§ Available data

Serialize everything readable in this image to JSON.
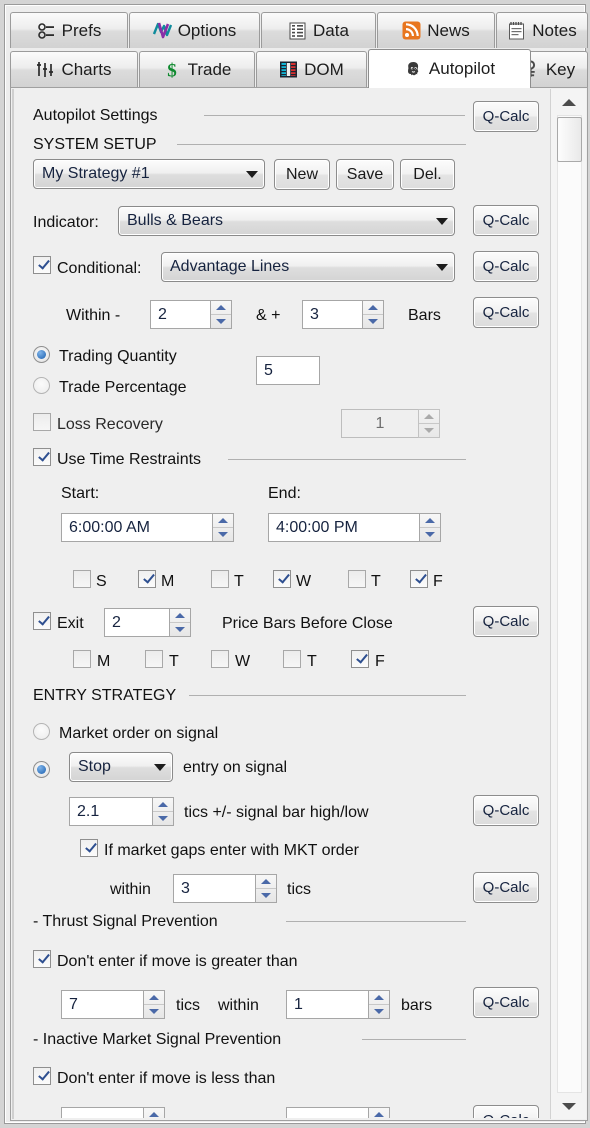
{
  "window": {
    "title": "Autopilot"
  },
  "tabs": {
    "row1": [
      {
        "label": "Prefs",
        "icon": "prefs-sliders-icon",
        "active": false
      },
      {
        "label": "Options",
        "icon": "options-zigzag-icon",
        "active": false
      },
      {
        "label": "Data",
        "icon": "data-grid-icon",
        "active": false
      },
      {
        "label": "News",
        "icon": "news-rss-icon",
        "active": false
      },
      {
        "label": "Notes",
        "icon": "notes-pad-icon",
        "active": false
      }
    ],
    "row2": [
      {
        "label": "Charts",
        "icon": "charts-bars-icon",
        "active": false
      },
      {
        "label": "Trade",
        "icon": "trade-dollar-icon",
        "active": false
      },
      {
        "label": "DOM",
        "icon": "dom-ladder-icon",
        "active": false
      },
      {
        "label": "Autopilot",
        "icon": "autopilot-face-icon",
        "active": true
      },
      {
        "label": "Key",
        "icon": "key-icon",
        "active": false
      }
    ]
  },
  "panel": {
    "title": "Autopilot Settings",
    "qcalc_label": "Q-Calc",
    "sections": {
      "system_setup": {
        "header": "SYSTEM SETUP",
        "strategy_select": {
          "value": "My Strategy #1"
        },
        "new_button": "New",
        "save_button": "Save",
        "delete_button": "Del.",
        "indicator_label": "Indicator:",
        "indicator_select": {
          "value": "Bulls & Bears"
        },
        "conditional_label": "Conditional:",
        "conditional_checked": true,
        "conditional_select": {
          "value": "Advantage Lines"
        },
        "within_label": "Within -",
        "within_minus_value": "2",
        "amp_plus_label": "& +",
        "within_plus_value": "3",
        "bars_label": "Bars",
        "trading_quantity_label": "Trading Quantity",
        "trading_quantity_selected": true,
        "trade_percentage_label": "Trade Percentage",
        "trade_percentage_selected": false,
        "quantity_value": "5",
        "loss_recovery_label": "Loss Recovery",
        "loss_recovery_checked": false,
        "loss_recovery_value": "1",
        "time_restraints_label": "Use Time Restraints",
        "time_restraints_checked": true,
        "start_label": "Start:",
        "start_value": "6:00:00 AM",
        "end_label": "End:",
        "end_value": "4:00:00 PM",
        "days": [
          {
            "label": "S",
            "checked": false
          },
          {
            "label": "M",
            "checked": true
          },
          {
            "label": "T",
            "checked": false
          },
          {
            "label": "W",
            "checked": true
          },
          {
            "label": "T",
            "checked": false
          },
          {
            "label": "F",
            "checked": true
          }
        ],
        "exit_label": "Exit",
        "exit_checked": true,
        "exit_value": "2",
        "exit_suffix": "Price Bars Before Close",
        "exit_days": [
          {
            "label": "M",
            "checked": false
          },
          {
            "label": "T",
            "checked": false
          },
          {
            "label": "W",
            "checked": false
          },
          {
            "label": "T",
            "checked": false
          },
          {
            "label": "F",
            "checked": true
          }
        ]
      },
      "entry_strategy": {
        "header": "ENTRY STRATEGY",
        "market_order_label": "Market order on signal",
        "market_order_selected": false,
        "order_type_selected": true,
        "order_type_select": {
          "value": "Stop"
        },
        "order_type_suffix": "entry on signal",
        "tics_value": "2.1",
        "tics_suffix": "tics +/- signal bar high/low",
        "gap_checkbox_label": "If market gaps enter with MKT order",
        "gap_checked": true,
        "within_label": "within",
        "within_value": "3",
        "within_suffix": "tics"
      },
      "thrust": {
        "header": "- Thrust Signal Prevention",
        "rule_label": "Don't enter if move is greater than",
        "rule_checked": true,
        "tics_value": "7",
        "tics_label": "tics",
        "within_label": "within",
        "bars_value": "1",
        "bars_label": "bars"
      },
      "inactive": {
        "header": "- Inactive Market Signal Prevention",
        "rule_label": "Don't enter if move is less than",
        "rule_checked": true
      }
    }
  },
  "colors": {
    "accent_blue": "#1b5fae",
    "text": "#111111",
    "field_text": "#16233f",
    "panel_bg": "#efefef",
    "rss_orange": "#e8761f",
    "trade_green": "#0f8a2f",
    "options_purple": "#8b2fa8",
    "options_teal": "#0f8c9c"
  }
}
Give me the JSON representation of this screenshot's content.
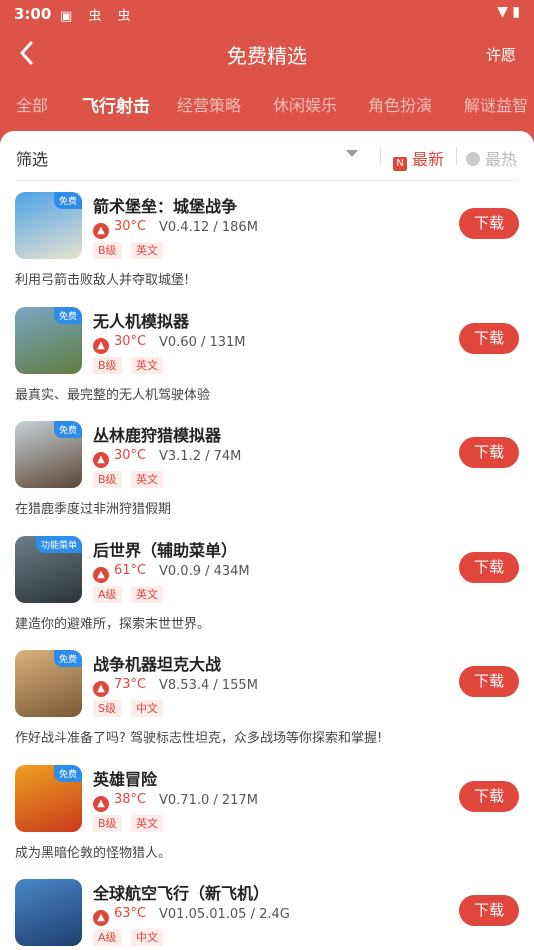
{
  "status": {
    "time": "3:00",
    "left_icons": "▣ 虫 虫",
    "right_icons": "▼ ▮"
  },
  "title": "免费精选",
  "wish_label": "许愿",
  "tabs": [
    "全部",
    "飞行射击",
    "经营策略",
    "休闲娱乐",
    "角色扮演",
    "解谜益智"
  ],
  "active_tab": "飞行射击",
  "filter": {
    "label": "筛选",
    "sort_new": "最新",
    "sort_hot": "最热"
  },
  "games": [
    {
      "name": "箭术堡垒：城堡战争",
      "heat": "30°C",
      "version": "V0.4.12 / 186M",
      "tags": [
        "B级",
        "英文"
      ],
      "desc": "利用弓箭击败敌人并夺取城堡!",
      "badge": "免费",
      "colors": [
        "#4aa3e8",
        "#e9e1cf"
      ]
    },
    {
      "name": "无人机模拟器",
      "heat": "30°C",
      "version": "V0.60 / 131M",
      "tags": [
        "B级",
        "英文"
      ],
      "desc": "最真实、最完整的无人机驾驶体验",
      "badge": "免费",
      "colors": [
        "#7aa6c6",
        "#5f7d3e"
      ]
    },
    {
      "name": "丛林鹿狩猎模拟器",
      "heat": "30°C",
      "version": "V3.1.2 / 74M",
      "tags": [
        "B级",
        "英文"
      ],
      "desc": "在猎鹿季度过非洲狩猎假期",
      "badge": "免费",
      "colors": [
        "#c7d2d8",
        "#5b4636"
      ]
    },
    {
      "name": "后世界（辅助菜单）",
      "heat": "61°C",
      "version": "V0.0.9 / 434M",
      "tags": [
        "A级",
        "英文"
      ],
      "desc": "建造你的避难所，探索末世世界。",
      "badge": "功能菜单",
      "colors": [
        "#6c7f86",
        "#2c3338"
      ]
    },
    {
      "name": "战争机器坦克大战",
      "heat": "73°C",
      "version": "V8.53.4 / 155M",
      "tags": [
        "S级",
        "中文"
      ],
      "desc": "作好战斗准备了吗? 驾驶标志性坦克，众多战场等你探索和掌握!",
      "badge": "免费",
      "colors": [
        "#d9b27c",
        "#7a5a34"
      ]
    },
    {
      "name": "英雄冒险",
      "heat": "38°C",
      "version": "V0.71.0 / 217M",
      "tags": [
        "B级",
        "英文"
      ],
      "desc": "成为黑暗伦敦的怪物猎人。",
      "badge": "免费",
      "colors": [
        "#f0a020",
        "#c83a1c"
      ]
    },
    {
      "name": "全球航空飞行（新飞机）",
      "heat": "63°C",
      "version": "V01.05.01.05 / 2.4G",
      "tags": [
        "A级",
        "中文"
      ],
      "desc": "",
      "badge": "",
      "colors": [
        "#4a87c9",
        "#1d3f6e"
      ]
    }
  ],
  "download_label": "下载"
}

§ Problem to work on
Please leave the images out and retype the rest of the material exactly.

§ Output for this task
Serialize everything readable in this image to JSON.
{
  "window": {
    "title": "Autopilot"
  },
  "tabs": {
    "row1": [
      {
        "label": "Prefs",
        "icon": "prefs-sliders-icon",
        "active": false
      },
      {
        "label": "Options",
        "icon": "options-zigzag-icon",
        "active": false
      },
      {
        "label": "Data",
        "icon": "data-grid-icon",
        "active": false
      },
      {
        "label": "News",
        "icon": "news-rss-icon",
        "active": false
      },
      {
        "label": "Notes",
        "icon": "notes-pad-icon",
        "active": false
      }
    ],
    "row2": [
      {
        "label": "Charts",
        "icon": "charts-bars-icon",
        "active": false
      },
      {
        "label": "Trade",
        "icon": "trade-dollar-icon",
        "active": false
      },
      {
        "label": "DOM",
        "icon": "dom-ladder-icon",
        "active": false
      },
      {
        "label": "Autopilot",
        "icon": "autopilot-face-icon",
        "active": true
      },
      {
        "label": "Key",
        "icon": "key-icon",
        "active": false
      }
    ]
  },
  "panel": {
    "title": "Autopilot Settings",
    "qcalc_label": "Q-Calc",
    "sections": {
      "system_setup": {
        "header": "SYSTEM SETUP",
        "strategy_select": {
          "value": "My Strategy #1"
        },
        "new_button": "New",
        "save_button": "Save",
        "delete_button": "Del.",
        "indicator_label": "Indicator:",
        "indicator_select": {
          "value": "Bulls & Bears"
        },
        "conditional_label": "Conditional:",
        "conditional_checked": true,
        "conditional_select": {
          "value": "Advantage Lines"
        },
        "within_label": "Within -",
        "within_minus_value": "2",
        "amp_plus_label": "& +",
        "within_plus_value": "3",
        "bars_label": "Bars",
        "trading_quantity_label": "Trading Quantity",
        "trading_quantity_selected": true,
        "trade_percentage_label": "Trade Percentage",
        "trade_percentage_selected": false,
        "quantity_value": "5",
        "loss_recovery_label": "Loss Recovery",
        "loss_recovery_checked": false,
        "loss_recovery_value": "1",
        "time_restraints_label": "Use Time Restraints",
        "time_restraints_checked": true,
        "start_label": "Start:",
        "start_value": "6:00:00 AM",
        "end_label": "End:",
        "end_value": "4:00:00 PM",
        "days": [
          {
            "label": "S",
            "checked": false
          },
          {
            "label": "M",
            "checked": true
          },
          {
            "label": "T",
            "checked": false
          },
          {
            "label": "W",
            "checked": true
          },
          {
            "label": "T",
            "checked": false
          },
          {
            "label": "F",
            "checked": true
          }
        ],
        "exit_label": "Exit",
        "exit_checked": true,
        "exit_value": "2",
        "exit_suffix": "Price Bars Before Close",
        "exit_days": [
          {
            "label": "M",
            "checked": false
          },
          {
            "label": "T",
            "checked": false
          },
          {
            "label": "W",
            "checked": false
          },
          {
            "label": "T",
            "checked": false
          },
          {
            "label": "F",
            "checked": true
          }
        ]
      },
      "entry_strategy": {
        "header": "ENTRY STRATEGY",
        "market_order_label": "Market order on signal",
        "market_order_selected": false,
        "order_type_selected": true,
        "order_type_select": {
          "value": "Stop"
        },
        "order_type_suffix": "entry on signal",
        "tics_value": "2.1",
        "tics_suffix": "tics +/- signal bar high/low",
        "gap_checkbox_label": "If market gaps enter with MKT order",
        "gap_checked": true,
        "within_label": "within",
        "within_value": "3",
        "within_suffix": "tics"
      },
      "thrust": {
        "header": "- Thrust Signal Prevention",
        "rule_label": "Don't enter if move is greater than",
        "rule_checked": true,
        "tics_value": "7",
        "tics_label": "tics",
        "within_label": "within",
        "bars_value": "1",
        "bars_label": "bars"
      },
      "inactive": {
        "header": "- Inactive Market Signal Prevention",
        "rule_label": "Don't enter if move is less than",
        "rule_checked": true
      }
    }
  },
  "colors": {
    "accent_blue": "#1b5fae",
    "text": "#111111",
    "field_text": "#16233f",
    "panel_bg": "#efefef",
    "rss_orange": "#e8761f",
    "trade_green": "#0f8a2f",
    "options_purple": "#8b2fa8",
    "options_teal": "#0f8c9c"
  }
}
Give me the JSON representation of this screenshot's content.
{
  "status": {
    "time": "3:00",
    "left_icons": "▣ 虫 虫",
    "right_icons": "▼ ▮"
  },
  "title": "免费精选",
  "wish_label": "许愿",
  "tabs": [
    "全部",
    "飞行射击",
    "经营策略",
    "休闲娱乐",
    "角色扮演",
    "解谜益智"
  ],
  "active_tab": "飞行射击",
  "filter": {
    "label": "筛选",
    "sort_new": "最新",
    "sort_hot": "最热"
  },
  "games": [
    {
      "name": "箭术堡垒：城堡战争",
      "heat": "30°C",
      "version": "V0.4.12 / 186M",
      "tags": [
        "B级",
        "英文"
      ],
      "desc": "利用弓箭击败敌人并夺取城堡!",
      "badge": "免费",
      "colors": [
        "#4aa3e8",
        "#e9e1cf"
      ]
    },
    {
      "name": "无人机模拟器",
      "heat": "30°C",
      "version": "V0.60 / 131M",
      "tags": [
        "B级",
        "英文"
      ],
      "desc": "最真实、最完整的无人机驾驶体验",
      "badge": "免费",
      "colors": [
        "#7aa6c6",
        "#5f7d3e"
      ]
    },
    {
      "name": "丛林鹿狩猎模拟器",
      "heat": "30°C",
      "version": "V3.1.2 / 74M",
      "tags": [
        "B级",
        "英文"
      ],
      "desc": "在猎鹿季度过非洲狩猎假期",
      "badge": "免费",
      "colors": [
        "#c7d2d8",
        "#5b4636"
      ]
    },
    {
      "name": "后世界（辅助菜单）",
      "heat": "61°C",
      "version": "V0.0.9 / 434M",
      "tags": [
        "A级",
        "英文"
      ],
      "desc": "建造你的避难所，探索末世世界。",
      "badge": "功能菜单",
      "colors": [
        "#6c7f86",
        "#2c3338"
      ]
    },
    {
      "name": "战争机器坦克大战",
      "heat": "73°C",
      "version": "V8.53.4 / 155M",
      "tags": [
        "S级",
        "中文"
      ],
      "desc": "作好战斗准备了吗? 驾驶标志性坦克，众多战场等你探索和掌握!",
      "badge": "免费",
      "colors": [
        "#d9b27c",
        "#7a5a34"
      ]
    },
    {
      "name": "英雄冒险",
      "heat": "38°C",
      "version": "V0.71.0 / 217M",
      "tags": [
        "B级",
        "英文"
      ],
      "desc": "成为黑暗伦敦的怪物猎人。",
      "badge": "免费",
      "colors": [
        "#f0a020",
        "#c83a1c"
      ]
    },
    {
      "name": "全球航空飞行（新飞机）",
      "heat": "63°C",
      "version": "V01.05.01.05 / 2.4G",
      "tags": [
        "A级",
        "中文"
      ],
      "desc": "",
      "badge": "",
      "colors": [
        "#4a87c9",
        "#1d3f6e"
      ]
    }
  ],
  "download_label": "下载"
}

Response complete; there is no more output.